◆ **WORK INSTRUCTIONS**: Your answer should consist of the lines below that hold the word "JSON".

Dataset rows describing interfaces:
══════════

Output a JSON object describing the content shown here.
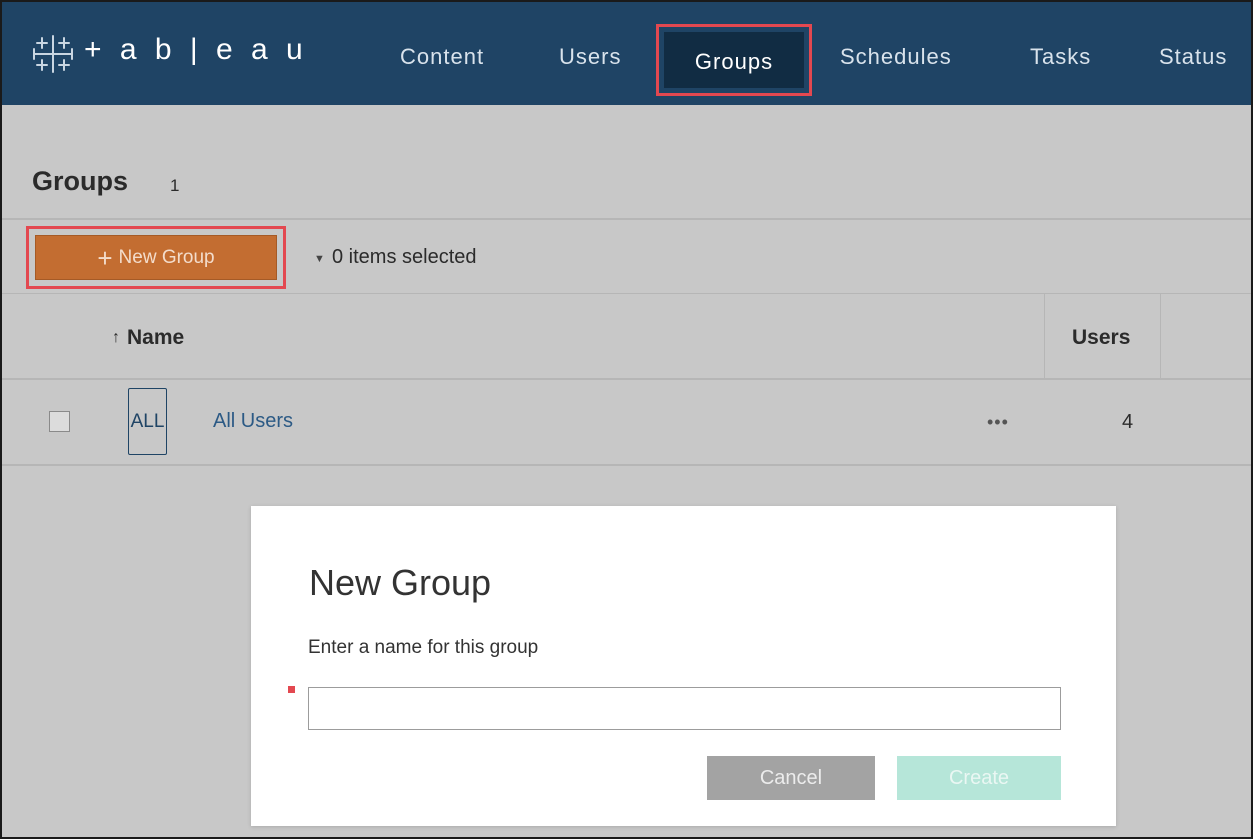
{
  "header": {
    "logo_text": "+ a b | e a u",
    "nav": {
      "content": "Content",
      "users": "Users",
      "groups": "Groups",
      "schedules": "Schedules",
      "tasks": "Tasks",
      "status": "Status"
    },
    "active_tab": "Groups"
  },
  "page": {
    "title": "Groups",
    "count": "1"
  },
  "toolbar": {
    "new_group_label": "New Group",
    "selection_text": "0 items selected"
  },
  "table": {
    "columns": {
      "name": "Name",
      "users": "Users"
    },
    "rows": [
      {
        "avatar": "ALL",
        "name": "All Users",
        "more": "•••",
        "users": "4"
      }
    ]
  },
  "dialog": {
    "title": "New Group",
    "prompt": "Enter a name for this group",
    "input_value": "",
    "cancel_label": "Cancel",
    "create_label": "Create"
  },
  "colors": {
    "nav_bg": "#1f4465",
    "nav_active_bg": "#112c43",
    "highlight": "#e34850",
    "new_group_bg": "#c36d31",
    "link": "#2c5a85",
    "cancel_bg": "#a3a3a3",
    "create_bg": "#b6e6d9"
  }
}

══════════

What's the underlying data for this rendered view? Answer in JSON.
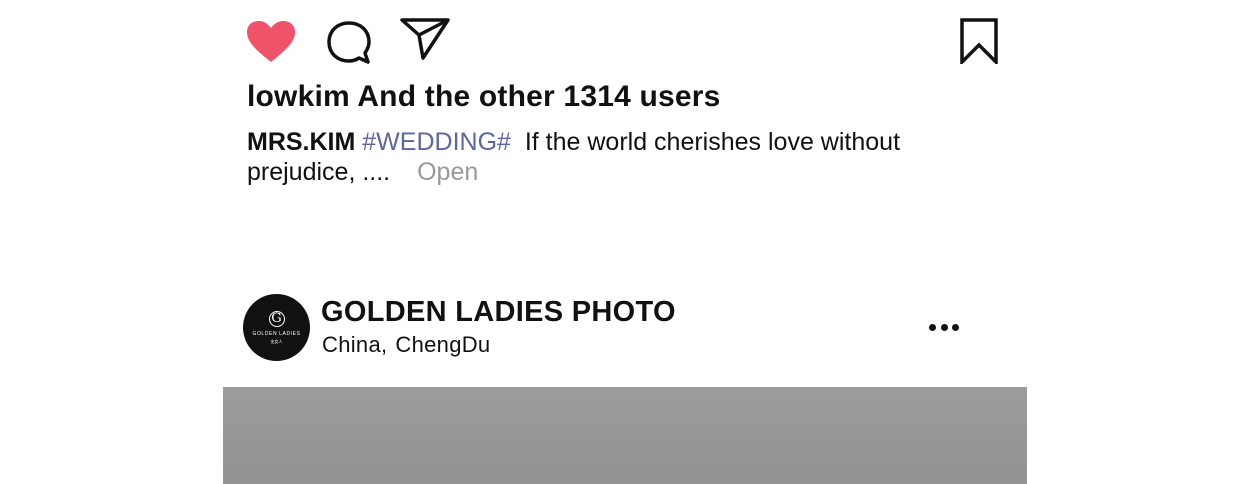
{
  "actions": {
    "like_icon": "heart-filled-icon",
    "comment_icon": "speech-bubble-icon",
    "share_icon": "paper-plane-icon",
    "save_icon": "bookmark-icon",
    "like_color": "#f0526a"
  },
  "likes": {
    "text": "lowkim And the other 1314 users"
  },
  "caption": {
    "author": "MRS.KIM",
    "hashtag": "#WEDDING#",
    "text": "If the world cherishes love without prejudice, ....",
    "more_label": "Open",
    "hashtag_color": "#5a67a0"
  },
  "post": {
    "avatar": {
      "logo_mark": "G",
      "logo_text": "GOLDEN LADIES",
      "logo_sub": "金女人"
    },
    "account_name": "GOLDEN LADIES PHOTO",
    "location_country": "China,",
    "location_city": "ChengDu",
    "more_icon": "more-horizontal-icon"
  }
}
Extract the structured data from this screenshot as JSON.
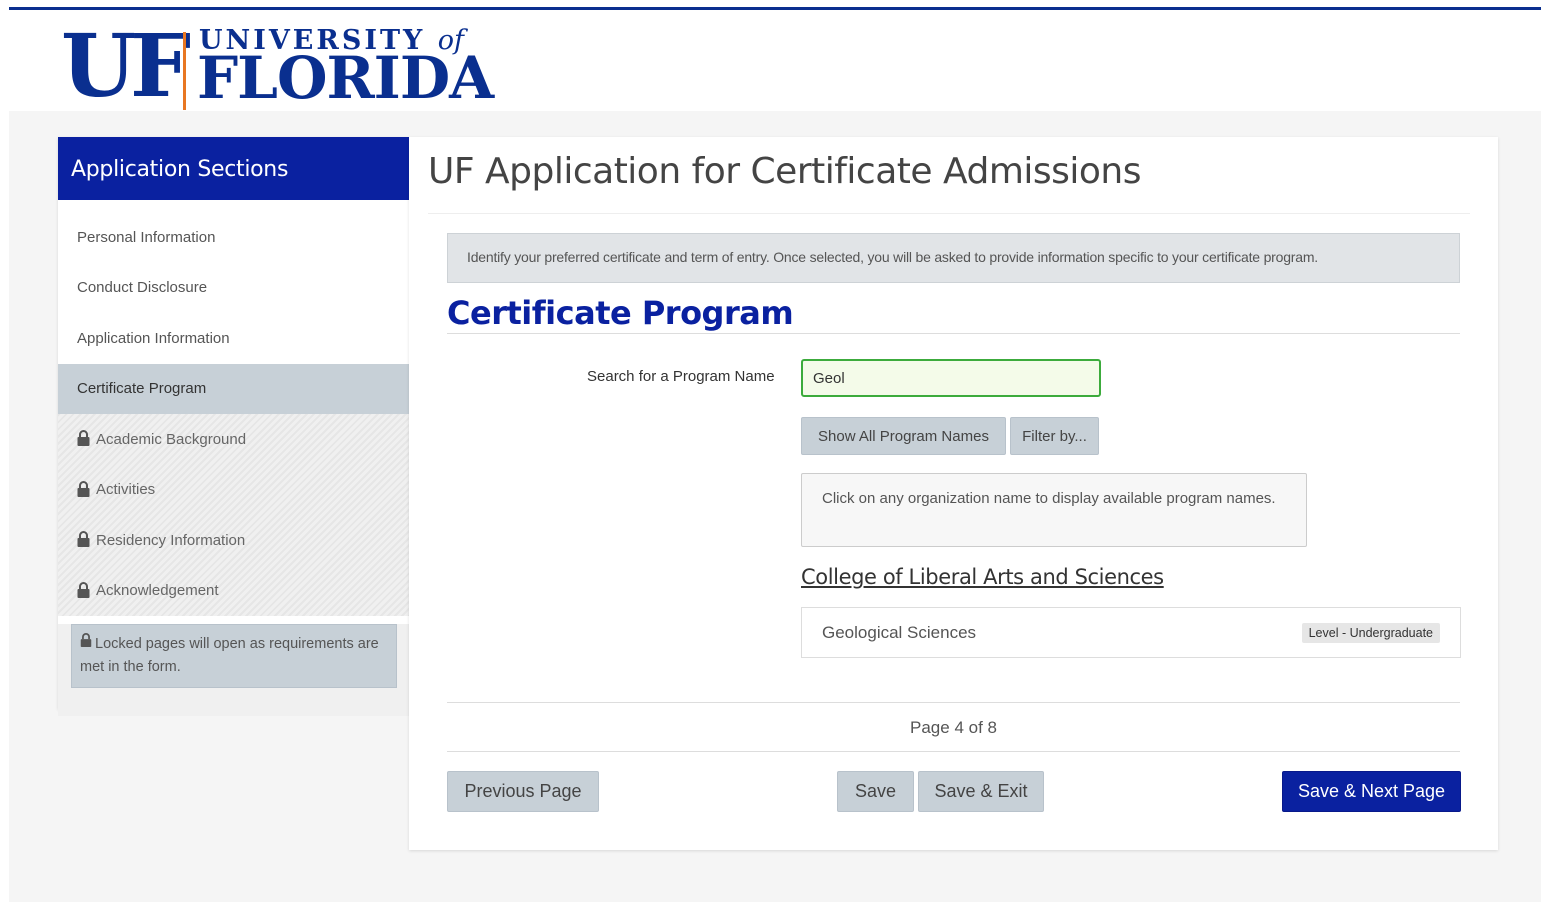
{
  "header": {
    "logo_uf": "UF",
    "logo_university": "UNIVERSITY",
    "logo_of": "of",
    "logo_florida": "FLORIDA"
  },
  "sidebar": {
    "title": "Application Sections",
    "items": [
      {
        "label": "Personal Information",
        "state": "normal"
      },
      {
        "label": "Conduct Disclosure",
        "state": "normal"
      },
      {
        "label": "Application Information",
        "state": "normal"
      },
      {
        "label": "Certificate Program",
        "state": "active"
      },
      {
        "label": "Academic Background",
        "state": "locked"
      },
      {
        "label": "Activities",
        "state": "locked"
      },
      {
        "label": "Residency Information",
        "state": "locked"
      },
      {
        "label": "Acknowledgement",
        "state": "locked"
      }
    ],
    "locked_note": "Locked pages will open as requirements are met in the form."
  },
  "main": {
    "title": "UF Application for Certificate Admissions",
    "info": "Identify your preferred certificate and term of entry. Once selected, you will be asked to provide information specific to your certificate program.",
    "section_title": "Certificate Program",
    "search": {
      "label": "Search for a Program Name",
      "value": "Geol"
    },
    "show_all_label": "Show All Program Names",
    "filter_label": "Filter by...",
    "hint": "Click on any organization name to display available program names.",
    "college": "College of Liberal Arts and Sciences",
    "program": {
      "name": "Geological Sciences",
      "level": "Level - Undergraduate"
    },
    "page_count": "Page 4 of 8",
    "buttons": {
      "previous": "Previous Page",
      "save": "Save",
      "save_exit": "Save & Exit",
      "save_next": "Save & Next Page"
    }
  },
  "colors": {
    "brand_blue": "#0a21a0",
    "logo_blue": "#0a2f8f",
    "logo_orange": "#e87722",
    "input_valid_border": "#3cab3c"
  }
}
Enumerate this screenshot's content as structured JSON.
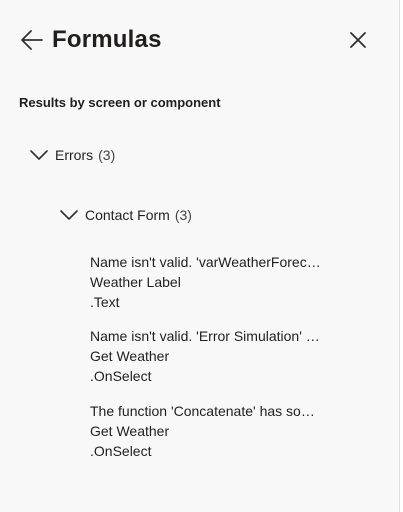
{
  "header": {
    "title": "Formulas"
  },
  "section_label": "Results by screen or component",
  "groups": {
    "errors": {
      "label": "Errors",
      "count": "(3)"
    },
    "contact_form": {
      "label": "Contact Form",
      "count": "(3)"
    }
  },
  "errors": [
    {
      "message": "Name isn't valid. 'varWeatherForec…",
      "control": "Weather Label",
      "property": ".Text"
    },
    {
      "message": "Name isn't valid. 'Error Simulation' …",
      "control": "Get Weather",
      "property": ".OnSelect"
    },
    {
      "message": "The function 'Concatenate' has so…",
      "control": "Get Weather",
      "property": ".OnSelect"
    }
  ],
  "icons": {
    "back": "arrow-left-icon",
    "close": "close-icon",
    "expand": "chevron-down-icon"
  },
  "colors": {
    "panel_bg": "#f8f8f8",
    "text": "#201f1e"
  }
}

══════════

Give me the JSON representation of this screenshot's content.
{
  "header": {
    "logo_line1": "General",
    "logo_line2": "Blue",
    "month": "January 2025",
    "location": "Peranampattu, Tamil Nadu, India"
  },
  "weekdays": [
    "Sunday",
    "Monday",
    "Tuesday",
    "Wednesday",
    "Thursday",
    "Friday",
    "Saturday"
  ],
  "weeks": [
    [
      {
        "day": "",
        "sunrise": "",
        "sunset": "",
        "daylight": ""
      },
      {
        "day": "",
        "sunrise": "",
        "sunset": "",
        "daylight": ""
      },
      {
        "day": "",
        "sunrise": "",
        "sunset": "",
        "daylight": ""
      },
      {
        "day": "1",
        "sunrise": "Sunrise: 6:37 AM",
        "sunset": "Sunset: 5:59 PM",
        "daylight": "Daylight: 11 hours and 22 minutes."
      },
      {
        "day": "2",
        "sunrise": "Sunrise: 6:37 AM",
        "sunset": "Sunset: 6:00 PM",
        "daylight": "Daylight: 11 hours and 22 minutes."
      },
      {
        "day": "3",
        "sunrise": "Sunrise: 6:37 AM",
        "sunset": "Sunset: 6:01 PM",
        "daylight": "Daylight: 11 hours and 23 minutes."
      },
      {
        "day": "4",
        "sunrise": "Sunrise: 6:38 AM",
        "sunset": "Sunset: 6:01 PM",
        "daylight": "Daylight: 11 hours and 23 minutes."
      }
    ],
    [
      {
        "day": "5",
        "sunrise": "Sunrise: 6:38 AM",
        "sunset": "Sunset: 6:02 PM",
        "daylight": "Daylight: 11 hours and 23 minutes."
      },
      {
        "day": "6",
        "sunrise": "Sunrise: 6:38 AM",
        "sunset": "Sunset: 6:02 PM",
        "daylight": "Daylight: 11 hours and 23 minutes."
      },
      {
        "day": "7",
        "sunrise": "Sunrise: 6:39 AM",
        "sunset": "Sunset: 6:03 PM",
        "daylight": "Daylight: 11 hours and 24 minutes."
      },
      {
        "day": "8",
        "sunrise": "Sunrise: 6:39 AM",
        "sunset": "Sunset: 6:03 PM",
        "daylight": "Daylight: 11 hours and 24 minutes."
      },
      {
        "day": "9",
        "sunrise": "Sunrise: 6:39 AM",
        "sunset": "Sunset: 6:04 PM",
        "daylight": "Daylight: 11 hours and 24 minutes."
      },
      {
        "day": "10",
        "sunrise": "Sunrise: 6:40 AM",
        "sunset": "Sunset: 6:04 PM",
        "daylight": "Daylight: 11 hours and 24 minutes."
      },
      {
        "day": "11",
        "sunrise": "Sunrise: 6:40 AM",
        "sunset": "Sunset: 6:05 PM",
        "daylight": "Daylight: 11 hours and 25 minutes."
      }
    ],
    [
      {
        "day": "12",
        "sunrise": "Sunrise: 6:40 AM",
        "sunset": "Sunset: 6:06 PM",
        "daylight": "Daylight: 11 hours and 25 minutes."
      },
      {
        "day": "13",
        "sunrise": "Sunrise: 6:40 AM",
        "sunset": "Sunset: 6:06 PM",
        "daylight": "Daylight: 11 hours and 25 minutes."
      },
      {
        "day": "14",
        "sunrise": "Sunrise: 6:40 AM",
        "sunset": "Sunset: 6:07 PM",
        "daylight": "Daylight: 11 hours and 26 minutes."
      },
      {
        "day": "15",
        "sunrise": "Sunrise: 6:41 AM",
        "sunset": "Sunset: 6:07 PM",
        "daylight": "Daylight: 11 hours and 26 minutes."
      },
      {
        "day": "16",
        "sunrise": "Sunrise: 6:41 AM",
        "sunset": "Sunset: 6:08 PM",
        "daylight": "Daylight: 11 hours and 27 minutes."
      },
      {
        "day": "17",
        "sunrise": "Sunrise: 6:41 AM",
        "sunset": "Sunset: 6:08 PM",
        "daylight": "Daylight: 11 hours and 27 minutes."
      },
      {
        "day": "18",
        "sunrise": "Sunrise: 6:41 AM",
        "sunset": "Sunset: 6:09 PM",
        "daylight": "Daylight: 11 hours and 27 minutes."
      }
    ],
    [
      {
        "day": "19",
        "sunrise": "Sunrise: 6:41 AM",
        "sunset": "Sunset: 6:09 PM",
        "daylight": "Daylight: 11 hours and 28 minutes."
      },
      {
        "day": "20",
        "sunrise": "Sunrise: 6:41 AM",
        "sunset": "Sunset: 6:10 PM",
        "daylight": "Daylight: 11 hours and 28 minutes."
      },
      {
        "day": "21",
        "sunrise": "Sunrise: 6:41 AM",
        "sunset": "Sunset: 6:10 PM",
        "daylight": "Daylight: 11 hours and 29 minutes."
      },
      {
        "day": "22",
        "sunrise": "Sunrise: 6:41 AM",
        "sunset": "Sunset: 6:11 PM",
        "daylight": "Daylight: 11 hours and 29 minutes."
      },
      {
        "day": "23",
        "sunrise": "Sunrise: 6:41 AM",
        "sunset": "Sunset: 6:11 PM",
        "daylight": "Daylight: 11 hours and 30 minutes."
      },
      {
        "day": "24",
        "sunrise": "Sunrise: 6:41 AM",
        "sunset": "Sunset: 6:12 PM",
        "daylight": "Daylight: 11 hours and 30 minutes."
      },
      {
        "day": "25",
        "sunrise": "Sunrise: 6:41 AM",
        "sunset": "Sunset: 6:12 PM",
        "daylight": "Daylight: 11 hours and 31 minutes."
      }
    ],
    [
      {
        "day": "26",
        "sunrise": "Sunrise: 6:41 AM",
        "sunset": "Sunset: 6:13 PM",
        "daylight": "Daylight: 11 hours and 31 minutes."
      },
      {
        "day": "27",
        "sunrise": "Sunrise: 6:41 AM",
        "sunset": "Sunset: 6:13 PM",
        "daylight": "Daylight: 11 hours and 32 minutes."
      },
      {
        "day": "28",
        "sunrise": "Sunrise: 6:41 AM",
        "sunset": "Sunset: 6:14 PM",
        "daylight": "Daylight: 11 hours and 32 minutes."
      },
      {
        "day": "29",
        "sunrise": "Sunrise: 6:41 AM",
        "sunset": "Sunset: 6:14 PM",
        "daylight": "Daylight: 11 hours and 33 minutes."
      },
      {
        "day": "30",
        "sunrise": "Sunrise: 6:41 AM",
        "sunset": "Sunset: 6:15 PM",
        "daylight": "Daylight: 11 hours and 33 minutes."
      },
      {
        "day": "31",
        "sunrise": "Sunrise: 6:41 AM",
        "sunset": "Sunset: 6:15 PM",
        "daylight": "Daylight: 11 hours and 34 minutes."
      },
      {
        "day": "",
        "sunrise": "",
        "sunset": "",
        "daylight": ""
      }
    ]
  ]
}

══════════

◆ **RESPONSE**:
Output a JSON object describing the content shown here.
What's the underlying data for this rendered view? Answer in JSON.
Extract the structured data from this screenshot as JSON.
Enumerate this screenshot's content as structured JSON.
Give me the JSON representation of this screenshot's content.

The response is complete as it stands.